- _TASK PROMPT_:
Please output the records below in full, exactly as given, but without the images.

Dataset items
-- -- --

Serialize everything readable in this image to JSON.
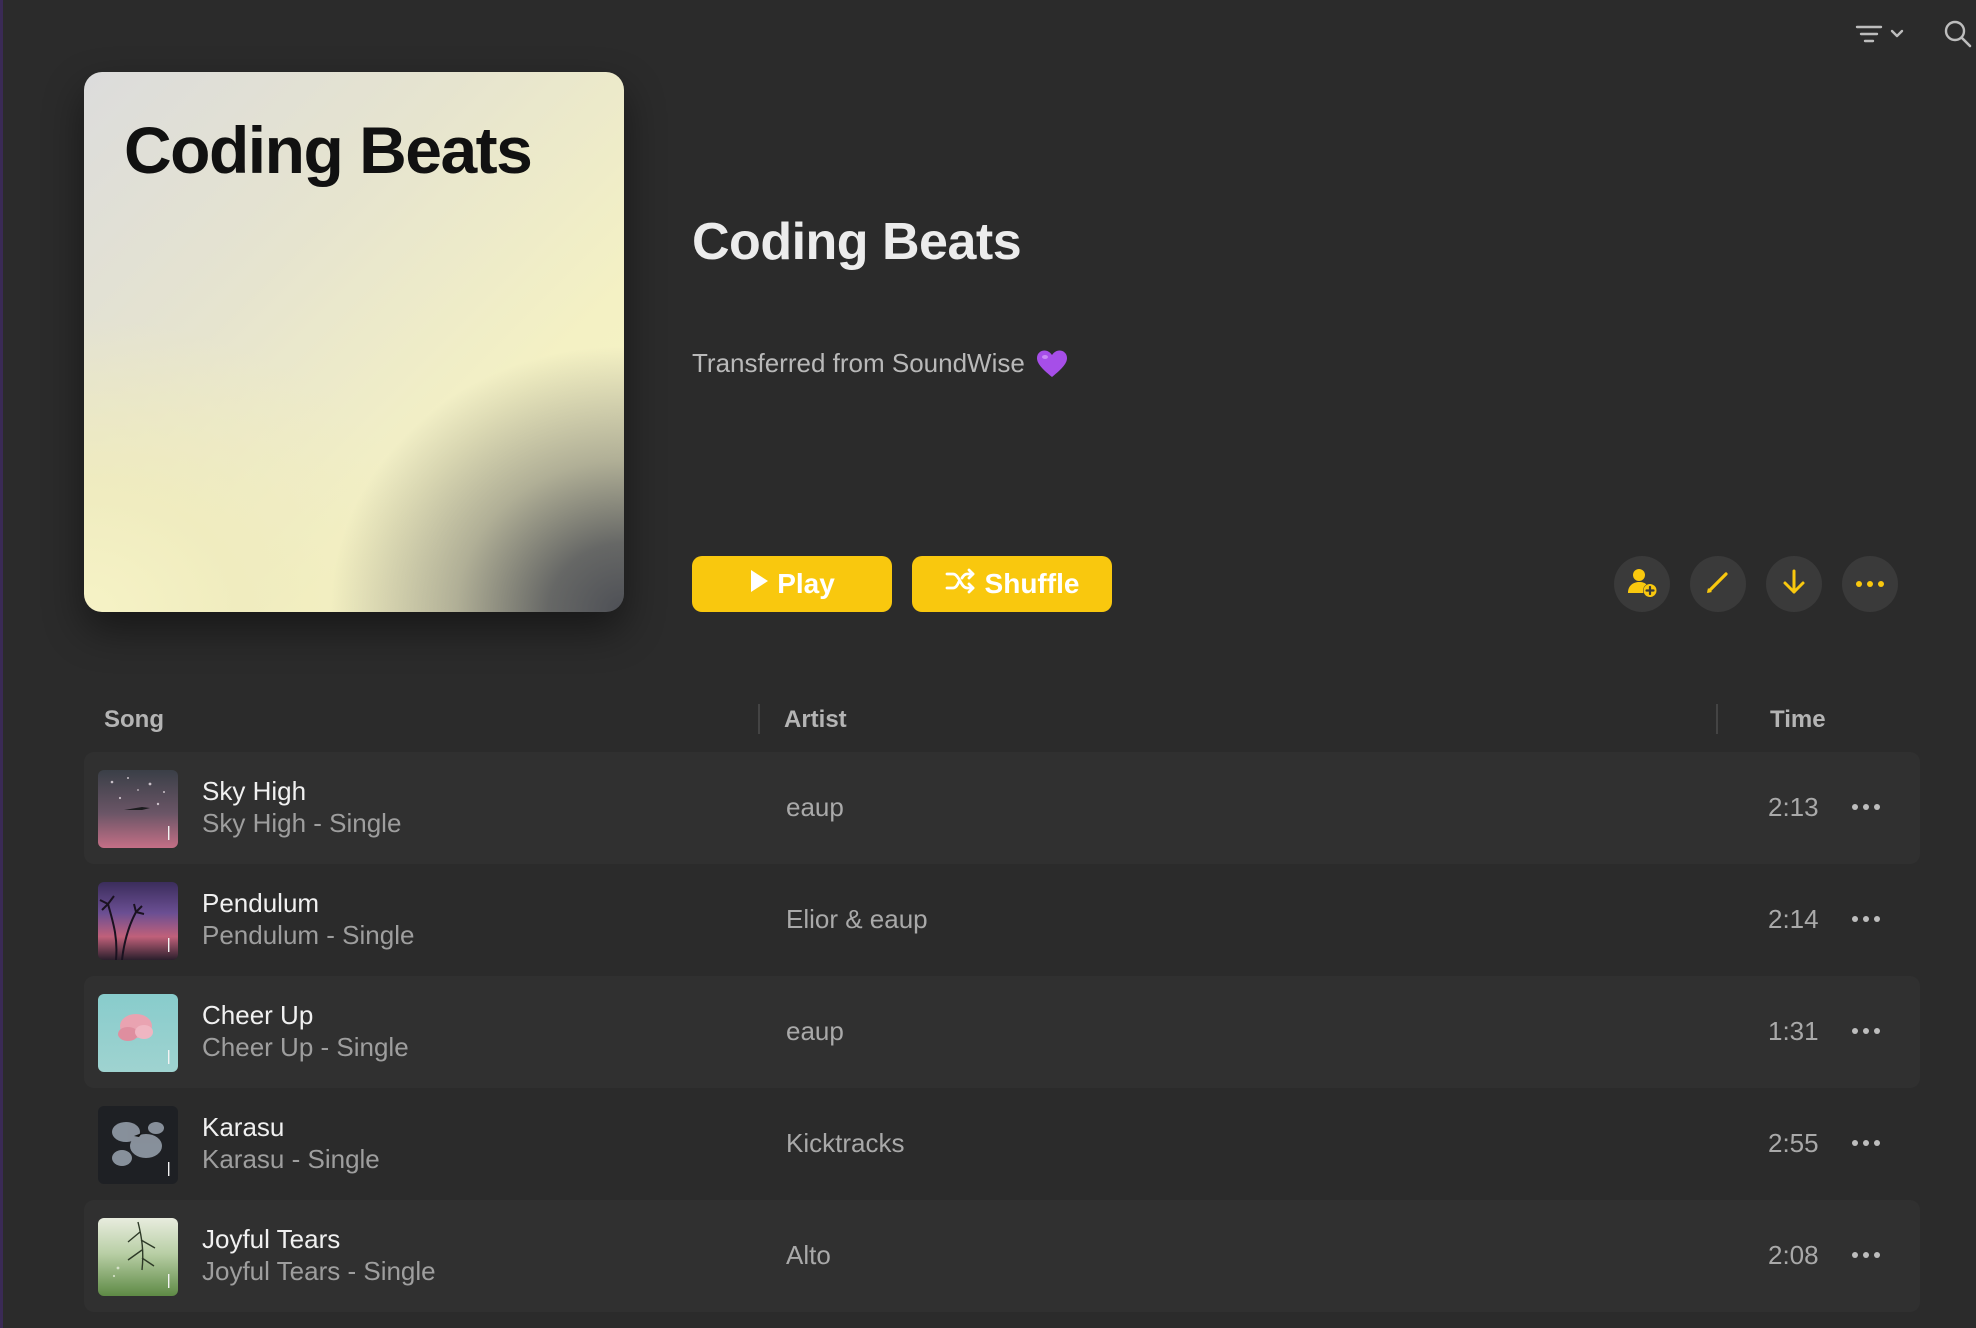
{
  "toolbar": {
    "sort_icon": "list-filter-icon",
    "search_icon": "search-icon"
  },
  "playlist": {
    "artwork_title": "Coding Beats",
    "title": "Coding Beats",
    "description": "Transferred from SoundWise",
    "description_emoji": "purple-heart",
    "play_label": "Play",
    "shuffle_label": "Shuffle",
    "accent_color": "#f9c80e",
    "actions": [
      "add-collaborator-icon",
      "edit-pencil-icon",
      "download-arrow-icon",
      "more-ellipsis-icon"
    ]
  },
  "table": {
    "headers": {
      "song": "Song",
      "artist": "Artist",
      "time": "Time"
    },
    "rows": [
      {
        "title": "Sky High",
        "album": "Sky High - Single",
        "artist": "eaup",
        "time": "2:13"
      },
      {
        "title": "Pendulum",
        "album": "Pendulum - Single",
        "artist": "Elior & eaup",
        "time": "2:14"
      },
      {
        "title": "Cheer Up",
        "album": "Cheer Up - Single",
        "artist": "eaup",
        "time": "1:31"
      },
      {
        "title": "Karasu",
        "album": "Karasu - Single",
        "artist": "Kicktracks",
        "time": "2:55"
      },
      {
        "title": "Joyful Tears",
        "album": "Joyful Tears - Single",
        "artist": "Alto",
        "time": "2:08"
      }
    ]
  }
}
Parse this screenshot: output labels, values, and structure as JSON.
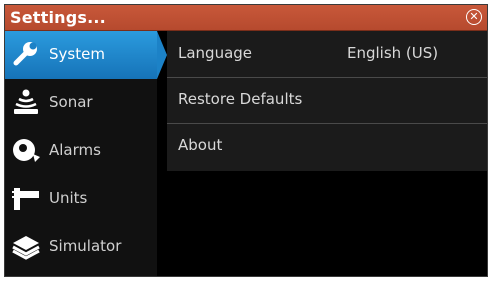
{
  "window": {
    "title": "Settings..."
  },
  "sidebar": {
    "items": [
      {
        "label": "System",
        "icon": "wrench-icon",
        "active": true
      },
      {
        "label": "Sonar",
        "icon": "sonar-icon"
      },
      {
        "label": "Alarms",
        "icon": "alarm-icon"
      },
      {
        "label": "Units",
        "icon": "units-icon"
      },
      {
        "label": "Simulator",
        "icon": "simulator-icon"
      }
    ]
  },
  "system": {
    "rows": [
      {
        "label": "Language",
        "value": "English (US)"
      },
      {
        "label": "Restore Defaults"
      },
      {
        "label": "About"
      }
    ]
  },
  "colors": {
    "titlebar": "#b84c30",
    "active_item": "#1d82c9",
    "content_bg": "#1b1b1b",
    "sidebar_bg": "#111111"
  }
}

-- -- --

- _ANSWER BOX_:
Serialize everything readable in this image to JSON.
{
  "toolbar": {
    "sort_icon": "list-filter-icon",
    "search_icon": "search-icon"
  },
  "playlist": {
    "artwork_title": "Coding Beats",
    "title": "Coding Beats",
    "description": "Transferred from SoundWise",
    "description_emoji": "purple-heart",
    "play_label": "Play",
    "shuffle_label": "Shuffle",
    "accent_color": "#f9c80e",
    "actions": [
      "add-collaborator-icon",
      "edit-pencil-icon",
      "download-arrow-icon",
      "more-ellipsis-icon"
    ]
  },
  "table": {
    "headers": {
      "song": "Song",
      "artist": "Artist",
      "time": "Time"
    },
    "rows": [
      {
        "title": "Sky High",
        "album": "Sky High - Single",
        "artist": "eaup",
        "time": "2:13"
      },
      {
        "title": "Pendulum",
        "album": "Pendulum - Single",
        "artist": "Elior & eaup",
        "time": "2:14"
      },
      {
        "title": "Cheer Up",
        "album": "Cheer Up - Single",
        "artist": "eaup",
        "time": "1:31"
      },
      {
        "title": "Karasu",
        "album": "Karasu - Single",
        "artist": "Kicktracks",
        "time": "2:55"
      },
      {
        "title": "Joyful Tears",
        "album": "Joyful Tears - Single",
        "artist": "Alto",
        "time": "2:08"
      }
    ]
  }
}
Parse this screenshot: output labels, values, and structure as JSON.
{
  "window": {
    "title": "Settings..."
  },
  "sidebar": {
    "items": [
      {
        "label": "System",
        "icon": "wrench-icon",
        "active": true
      },
      {
        "label": "Sonar",
        "icon": "sonar-icon"
      },
      {
        "label": "Alarms",
        "icon": "alarm-icon"
      },
      {
        "label": "Units",
        "icon": "units-icon"
      },
      {
        "label": "Simulator",
        "icon": "simulator-icon"
      }
    ]
  },
  "system": {
    "rows": [
      {
        "label": "Language",
        "value": "English (US)"
      },
      {
        "label": "Restore Defaults"
      },
      {
        "label": "About"
      }
    ]
  },
  "colors": {
    "titlebar": "#b84c30",
    "active_item": "#1d82c9",
    "content_bg": "#1b1b1b",
    "sidebar_bg": "#111111"
  }
}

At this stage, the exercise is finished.